Horror Movies Galore

For as long as I can remember, I've been a horror movie buff. I love creepy scenes and music setting the stage to be frightened. However, the list of decent horror movies seems to be diminishing as I get older. Every now and then a movie comes out that makes me jump, but overall, I seem to spend more time laughing at the writing, acting or dialogue. Last week, my son asked me if I'd ever watched Mystery Science Theater 3000. I'd never heard of it but after hearing it involved a man and his two space pals watching cheesy horror flicks and making commentary about them, I had to give it a try. And soon, I was completely hooked. If you have an XBox 360, PS3, Blue-Ray player or a Roku box and a Netflix account, you have access to hundreds, if not thousands, of downloadable movies that you watch on your TV. With the gloomy days of winter and freezing temperatures, we spend more time inside than out for now, so movies are a great way to spend family time. Our attention as of l

Apple Turnover Murder - Joanne Fluke (Culinary Mystery)

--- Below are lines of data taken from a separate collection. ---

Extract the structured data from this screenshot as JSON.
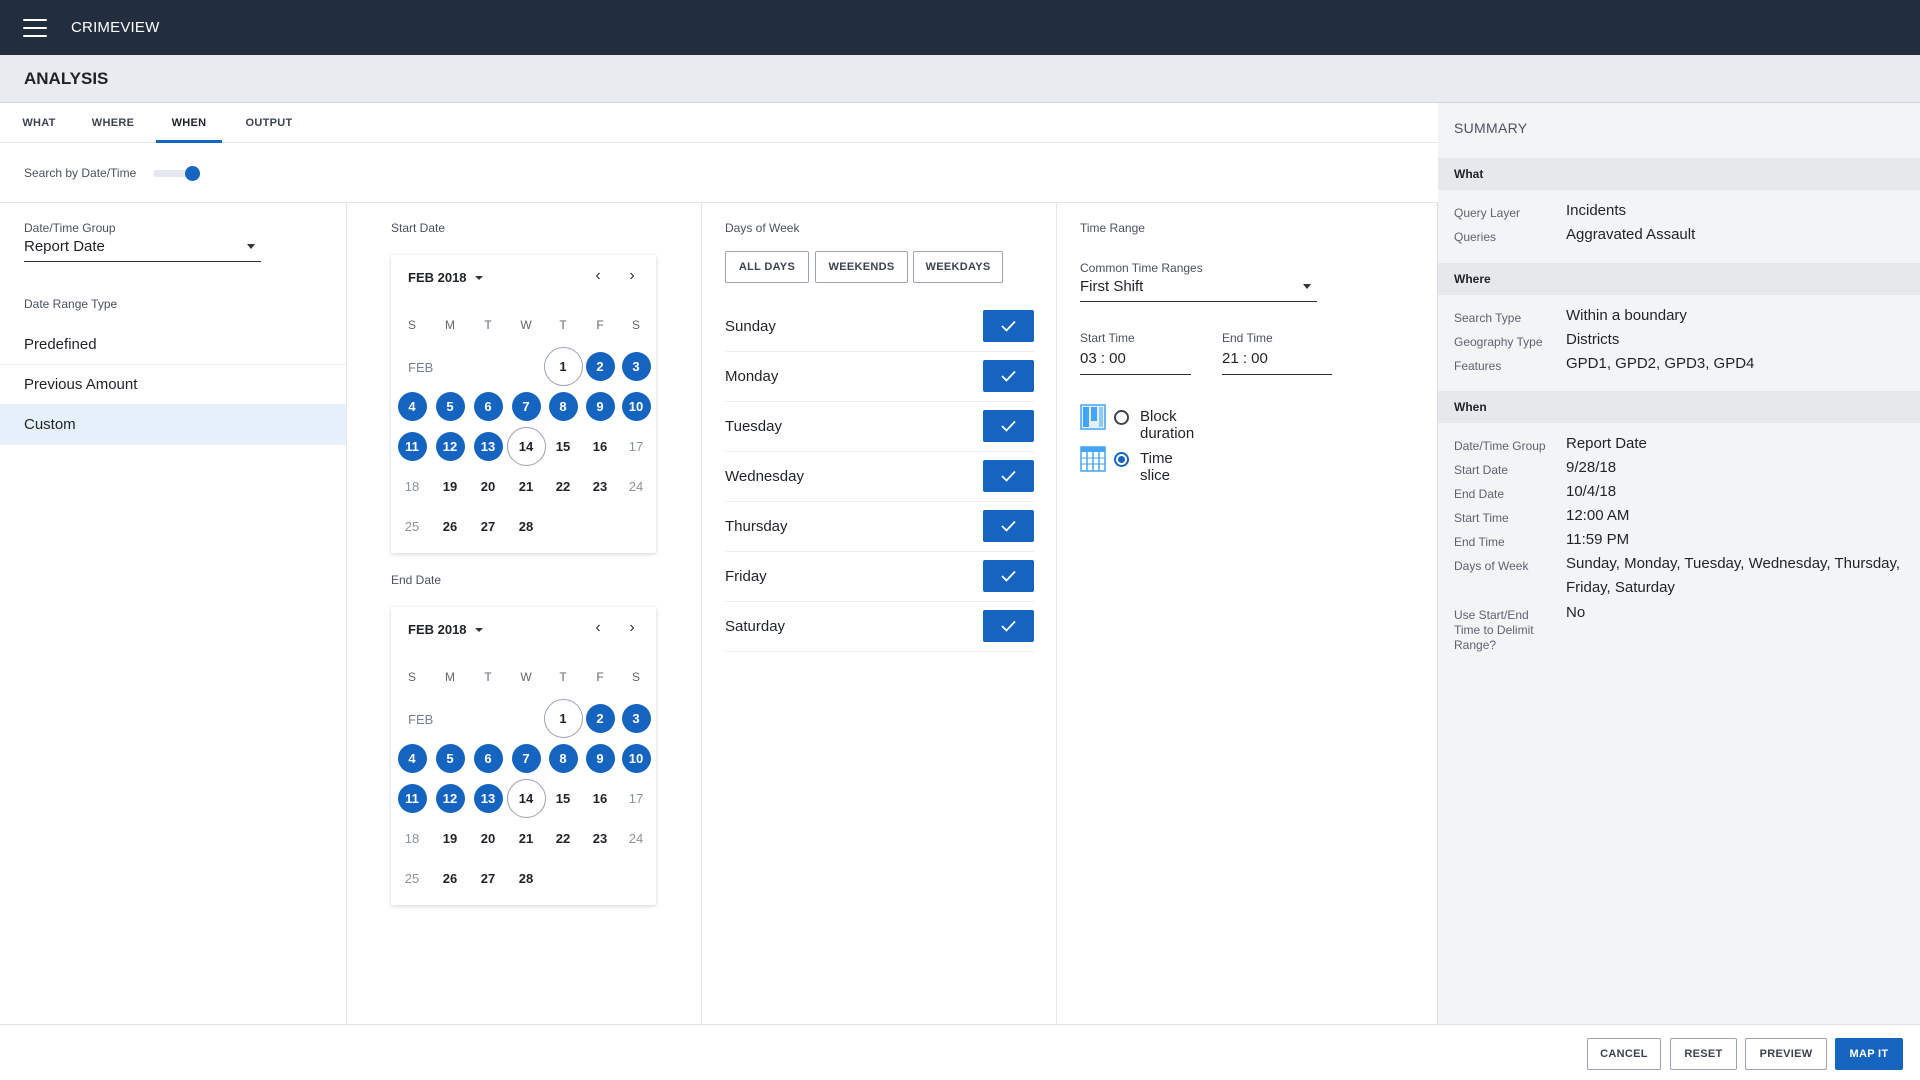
{
  "app": {
    "title": "CRIMEVIEW"
  },
  "page": {
    "title": "ANALYSIS"
  },
  "tabs": [
    {
      "label": "WHAT"
    },
    {
      "label": "WHERE"
    },
    {
      "label": "WHEN"
    },
    {
      "label": "OUTPUT"
    }
  ],
  "active_tab": "WHEN",
  "toggle": {
    "label": "Search by Date/Time",
    "on": true
  },
  "datetime_group": {
    "label": "Date/Time Group",
    "value": "Report Date"
  },
  "date_range_type": {
    "label": "Date Range Type",
    "options": [
      "Predefined",
      "Previous Amount",
      "Custom"
    ],
    "selected": "Custom"
  },
  "start_date": {
    "label": "Start Date",
    "month_label": "FEB 2018",
    "month_short": "FEB",
    "dow": [
      "S",
      "M",
      "T",
      "W",
      "T",
      "F",
      "S"
    ],
    "days": [
      "1",
      "2",
      "3",
      "4",
      "5",
      "6",
      "7",
      "8",
      "9",
      "10",
      "11",
      "12",
      "13",
      "14",
      "15",
      "16",
      "17",
      "18",
      "19",
      "20",
      "21",
      "22",
      "23",
      "24",
      "25",
      "26",
      "27",
      "28"
    ]
  },
  "end_date": {
    "label": "End Date",
    "month_label": "FEB 2018",
    "month_short": "FEB",
    "dow": [
      "S",
      "M",
      "T",
      "W",
      "T",
      "F",
      "S"
    ],
    "days": [
      "1",
      "2",
      "3",
      "4",
      "5",
      "6",
      "7",
      "8",
      "9",
      "10",
      "11",
      "12",
      "13",
      "14",
      "15",
      "16",
      "17",
      "18",
      "19",
      "20",
      "21",
      "22",
      "23",
      "24",
      "25",
      "26",
      "27",
      "28"
    ]
  },
  "days_of_week": {
    "label": "Days of Week",
    "buttons": [
      "ALL DAYS",
      "WEEKENDS",
      "WEEKDAYS"
    ],
    "days": [
      "Sunday",
      "Monday",
      "Tuesday",
      "Wednesday",
      "Thursday",
      "Friday",
      "Saturday"
    ]
  },
  "time_range": {
    "label": "Time Range",
    "common_label": "Common Time Ranges",
    "common_value": "First Shift",
    "start_label": "Start Time",
    "start_value": "03 : 00",
    "end_label": "End Time",
    "end_value": "21 : 00",
    "block_label": "Block duration",
    "slice_label": "Time slice",
    "selected": "Time slice"
  },
  "summary": {
    "title": "SUMMARY",
    "what_head": "What",
    "query_layer_key": "Query Layer",
    "query_layer_val": "Incidents",
    "queries_key": "Queries",
    "queries_val": "Aggravated Assault",
    "where_head": "Where",
    "search_type_key": "Search Type",
    "search_type_val": "Within a boundary",
    "geo_key": "Geography Type",
    "geo_val": "Districts",
    "features_key": "Features",
    "features_val": "GPD1, GPD2, GPD3, GPD4",
    "when_head": "When",
    "dtg_key": "Date/Time Group",
    "dtg_val": "Report Date",
    "start_date_key": "Start Date",
    "start_date_val": "9/28/18",
    "end_date_key": "End Date",
    "end_date_val": "10/4/18",
    "start_time_key": "Start Time",
    "start_time_val": "12:00 AM",
    "end_time_key": "End Time",
    "end_time_val": "11:59 PM",
    "dow_key": "Days of Week",
    "dow_val": "Sunday, Monday, Tuesday, Wednesday, Thursday, Friday, Saturday",
    "delimit_key": "Use Start/End Time to Delimit Range?",
    "delimit_val": "No"
  },
  "footer": {
    "cancel": "CANCEL",
    "reset": "RESET",
    "preview": "PREVIEW",
    "map_it": "MAP IT"
  },
  "colors": {
    "accent": "#1565c0",
    "topbar": "#222d3d"
  }
}
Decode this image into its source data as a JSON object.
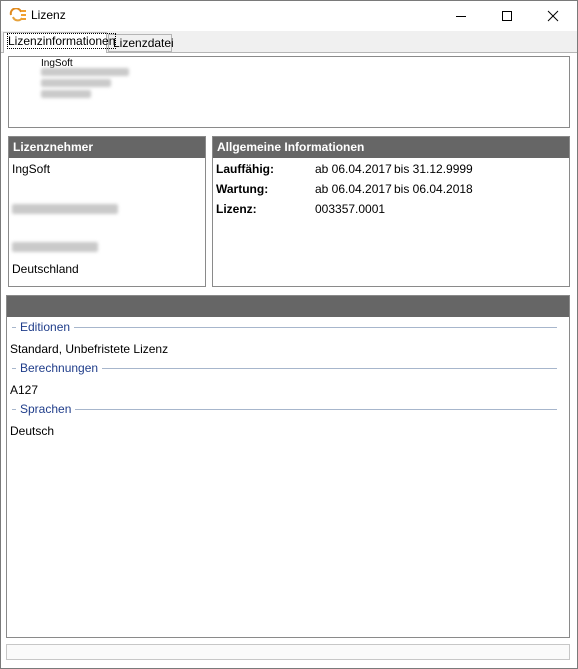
{
  "window": {
    "title": "Lizenz"
  },
  "tabs": [
    {
      "label": "Lizenzinformationen"
    },
    {
      "label": "Lizenzdatei"
    }
  ],
  "header_box": {
    "company": "IngSoft"
  },
  "licensee": {
    "heading": "Lizenznehmer",
    "name": "IngSoft",
    "country": "Deutschland"
  },
  "info": {
    "heading": "Allgemeine Informationen",
    "rows": [
      {
        "label": "Lauffähig:",
        "from": "ab 06.04.2017",
        "to": "bis 31.12.9999"
      },
      {
        "label": "Wartung:",
        "from": "ab 06.04.2017",
        "to": "bis 06.04.2018"
      },
      {
        "label": "Lizenz:",
        "from": "003357.0001",
        "to": ""
      }
    ]
  },
  "sections": [
    {
      "title": "Editionen",
      "value": "Standard, Unbefristete Lizenz"
    },
    {
      "title": "Berechnungen",
      "value": "A127"
    },
    {
      "title": "Sprachen",
      "value": "Deutsch"
    }
  ]
}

Released February 23, 2010 If you've yet to read Plum Pudding Murder , I suggest you might want to refrain from reading the entirety of this review. There is a spoiler involved that relates to that previous book. In Plum Pudding Murder , Hannah is with her mother when a man from her past reappears in her life. The plot of Apple Turnover Murder continues that storyline. ****************** If you've already read the previous book, or simply don't care to have part of the secret revealed. Here you go: In Apple Turnover Murder , Norman has to go out of town, so Hannah's cat-sitting his cat much to her cat's delight. As she loses valuable bed space, she's also got a huge order in the works. The mayor's wife has asked her to create a thousand apple turnovers for a fundraising event. Not only has Hannah never made turnovers, she's not certain it's possible to create that many turnovers in a matter of days. With help from a

E Squared - Matt Beaumont (Satire)

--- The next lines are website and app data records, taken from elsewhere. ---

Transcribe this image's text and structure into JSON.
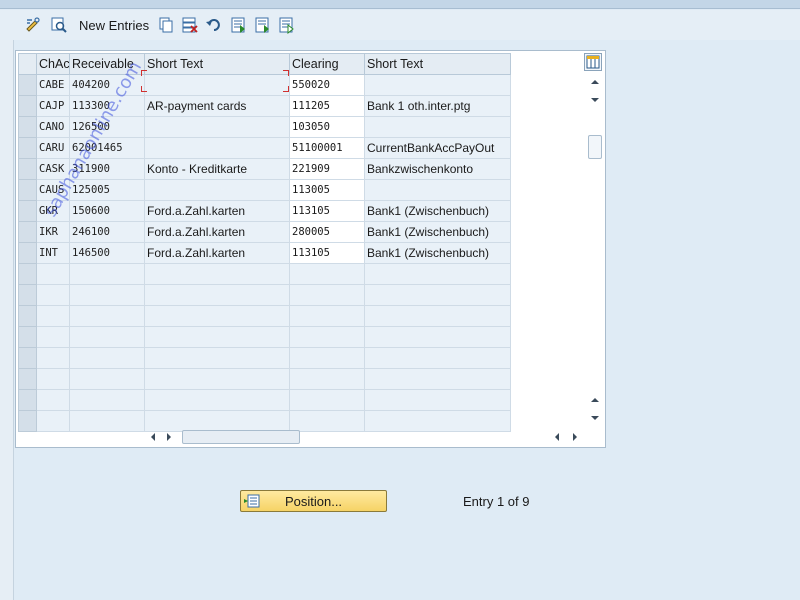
{
  "toolbar": {
    "new_entries_label": "New Entries",
    "icons": [
      "display-change-icon",
      "details-icon",
      "copy-icon",
      "delete-icon",
      "undo-icon",
      "select-all-icon",
      "select-block-icon",
      "deselect-all-icon"
    ]
  },
  "table": {
    "headers": [
      "ChAc",
      "Receivable",
      "Short Text",
      "Clearing",
      "Short Text"
    ],
    "rows": [
      {
        "chac": "CABE",
        "receivable": "404200",
        "short_text": "",
        "clearing": "550020",
        "short_text2": ""
      },
      {
        "chac": "CAJP",
        "receivable": "113300",
        "short_text": "AR-payment cards",
        "clearing": "111205",
        "short_text2": "Bank 1 oth.inter.ptg"
      },
      {
        "chac": "CANO",
        "receivable": "126500",
        "short_text": "",
        "clearing": "103050",
        "short_text2": ""
      },
      {
        "chac": "CARU",
        "receivable": "62001465",
        "short_text": "",
        "clearing": "51100001",
        "short_text2": "CurrentBankAccPayOut"
      },
      {
        "chac": "CASK",
        "receivable": "311900",
        "short_text": "Konto - Kreditkarte",
        "clearing": "221909",
        "short_text2": "Bankzwischenkonto"
      },
      {
        "chac": "CAUS",
        "receivable": "125005",
        "short_text": "",
        "clearing": "113005",
        "short_text2": ""
      },
      {
        "chac": "GKR",
        "receivable": "150600",
        "short_text": "Ford.a.Zahl.karten",
        "clearing": "113105",
        "short_text2": "Bank1 (Zwischenbuch)"
      },
      {
        "chac": "IKR",
        "receivable": "246100",
        "short_text": "Ford.a.Zahl.karten",
        "clearing": "280005",
        "short_text2": "Bank1 (Zwischenbuch)"
      },
      {
        "chac": "INT",
        "receivable": "146500",
        "short_text": "Ford.a.Zahl.karten",
        "clearing": "113105",
        "short_text2": "Bank1 (Zwischenbuch)"
      }
    ],
    "empty_rows": 8
  },
  "footer": {
    "position_label": "Position...",
    "entry_text": "Entry 1 of 9"
  },
  "watermark": "saphanaonline.com",
  "colors": {
    "accent_button": "#f6d366",
    "background": "#dfebf5",
    "header_bg": "#e4ecf3"
  }
}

Released February 2010 When you read as much as I do and also spend hours a day coming up with articles, the need for a change of pace often arises. Don't get me wrong, I love most genres, but sometimes I get sick of the written word. Words lead to sentences, sentences to paragraphs and paragraphs to pages. If it's not intriguing, it becomes far too easy to let the mind wander. A few years ago, I had the pleasure of reading a novel that didn't include the atypical paragraphs and pages, instead the entire story was told through emails. I was fascinated by this change of pace. Matt Beaumont's latest novel continues a story I missed. E Squared returns readers to the innermost dealings of an ad agency. At the helm is David Crutton, a family man whose absence from his family is quickly apparent, who struggles to get control of the rather untraditional Meerkat360 agency. With staff members who come and go as they please, never come in at all